Metallicity (cosmology) – Definition & Detailed Explanation – Cosmology Glossary

I. What is Metallicity in Cosmology?

Metallicity in cosmology refers to the abundance of elements heavier than helium in a celestial object, such as a star, galaxy, or nebula. These elements, known as metals in astronomical terms, are formed through nuclear fusion processes in the cores of stars and through supernova explosions. The metallicity of an object is a crucial indicator of its evolutionary history and can provide valuable insights into the processes that have shaped the universe over billions of years.

II. How is Metallicity Measured in Astronomy?

Metallicity is typically measured using spectroscopic techniques that analyze the light emitted or absorbed by celestial objects. By studying the spectral lines of elements present in the object’s atmosphere or composition, astronomers can determine the relative abundance of metals compared to hydrogen and helium. This information is crucial for understanding the chemical makeup of stars, galaxies, and other astronomical bodies.

III. What is the Significance of Metallicity in Understanding the Universe?

Metallicity plays a vital role in our understanding of the universe’s evolution. The metal content of stars and galaxies provides clues about their formation and history, as well as the processes that have occurred within them. For example, low-metallicity stars are often considered relics from the early universe, while high-metallicity stars are more likely to have formed in regions enriched by previous generations of stars.

IV. How Does Metallicity Impact the Formation of Stars and Galaxies?

Metallicity has a significant impact on the formation and evolution of stars and galaxies. Stars with higher metallicity tend to form more efficiently, as metals provide additional cooling mechanisms that allow gas clouds to collapse and condense into stars. In contrast, low-metallicity stars may have different characteristics, such as higher temperatures and shorter lifespans, due to the lack of heavy elements in their composition.

Similarly, galaxies with varying metallicities exhibit different properties, such as star formation rates, morphologies, and chemical enrichment histories. Understanding the metallicity of galaxies can provide insights into their evolutionary paths and the environmental conditions that have influenced their development over time.

V. What are the Different Metallicity Classes in Astronomy?

In astronomy, metallicity is often classified into several categories based on the abundance of heavy elements relative to hydrogen and helium. These classes include:

1. Low-metallicity objects, which have a metal content significantly lower than that of the Sun. These objects are often found in regions of the universe that have not been enriched by previous generations of stars.

2. Intermediate-metallicity objects, which have a metal content similar to that of the Sun. These objects are common in the Milky Way and other mature galaxies that have undergone multiple generations of star formation.

3. High-metallicity objects, which have a metal content higher than that of the Sun. These objects are typically found in regions enriched by supernova explosions and other metal-producing processes.

Each metallicity class provides valuable information about the conditions in which celestial objects formed and the processes that have shaped their evolution over time.
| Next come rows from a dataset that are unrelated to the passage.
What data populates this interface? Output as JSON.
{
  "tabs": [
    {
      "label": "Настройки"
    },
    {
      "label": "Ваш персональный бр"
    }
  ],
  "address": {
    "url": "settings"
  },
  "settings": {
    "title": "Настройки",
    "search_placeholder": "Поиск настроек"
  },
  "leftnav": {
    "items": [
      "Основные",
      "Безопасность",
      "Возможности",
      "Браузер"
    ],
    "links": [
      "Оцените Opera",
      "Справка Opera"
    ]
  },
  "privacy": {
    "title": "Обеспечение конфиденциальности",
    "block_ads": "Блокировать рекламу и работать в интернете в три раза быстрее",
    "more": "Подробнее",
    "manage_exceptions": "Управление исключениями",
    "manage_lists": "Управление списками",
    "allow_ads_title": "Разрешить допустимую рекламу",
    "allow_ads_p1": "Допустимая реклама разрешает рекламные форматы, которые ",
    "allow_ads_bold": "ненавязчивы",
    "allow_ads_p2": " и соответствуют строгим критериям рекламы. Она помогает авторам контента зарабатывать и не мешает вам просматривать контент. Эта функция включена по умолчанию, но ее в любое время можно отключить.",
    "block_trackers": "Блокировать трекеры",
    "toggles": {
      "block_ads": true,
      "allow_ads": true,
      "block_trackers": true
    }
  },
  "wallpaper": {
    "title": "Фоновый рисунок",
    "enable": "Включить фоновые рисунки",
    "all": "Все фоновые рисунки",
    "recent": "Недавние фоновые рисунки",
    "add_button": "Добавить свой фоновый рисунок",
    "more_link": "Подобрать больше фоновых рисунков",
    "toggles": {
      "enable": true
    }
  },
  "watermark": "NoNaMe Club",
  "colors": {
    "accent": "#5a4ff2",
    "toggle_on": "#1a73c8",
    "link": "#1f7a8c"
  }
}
VI. How Does Metallicity Change Over the Evolution of the Universe?

Metallicity has evolved over the history of the universe, with the abundance of heavy elements increasing as stars form, evolve, and enrich their surroundings. In the early universe, only hydrogen and helium were present, with trace amounts of lithium and beryllium produced during the Big Bang nucleosynthesis. As stars formed and underwent nuclear fusion, heavier elements such as carbon, oxygen, and iron were synthesized and dispersed into the interstellar medium.

Over billions of years, the metallicity of galaxies has increased as successive generations of stars have enriched their environments with heavy elements. This process has led to the diverse range of metallicity classes observed in the universe today, providing astronomers with valuable insights into the cosmic history of chemical evolution.

In conclusion, metallicity is a fundamental concept in cosmology that provides crucial information about the chemical composition, formation, and evolution of celestial objects. By studying the metal content of stars, galaxies, and nebulae, astronomers can unravel the mysteries of the universe and gain a deeper understanding of its complex and dynamic nature.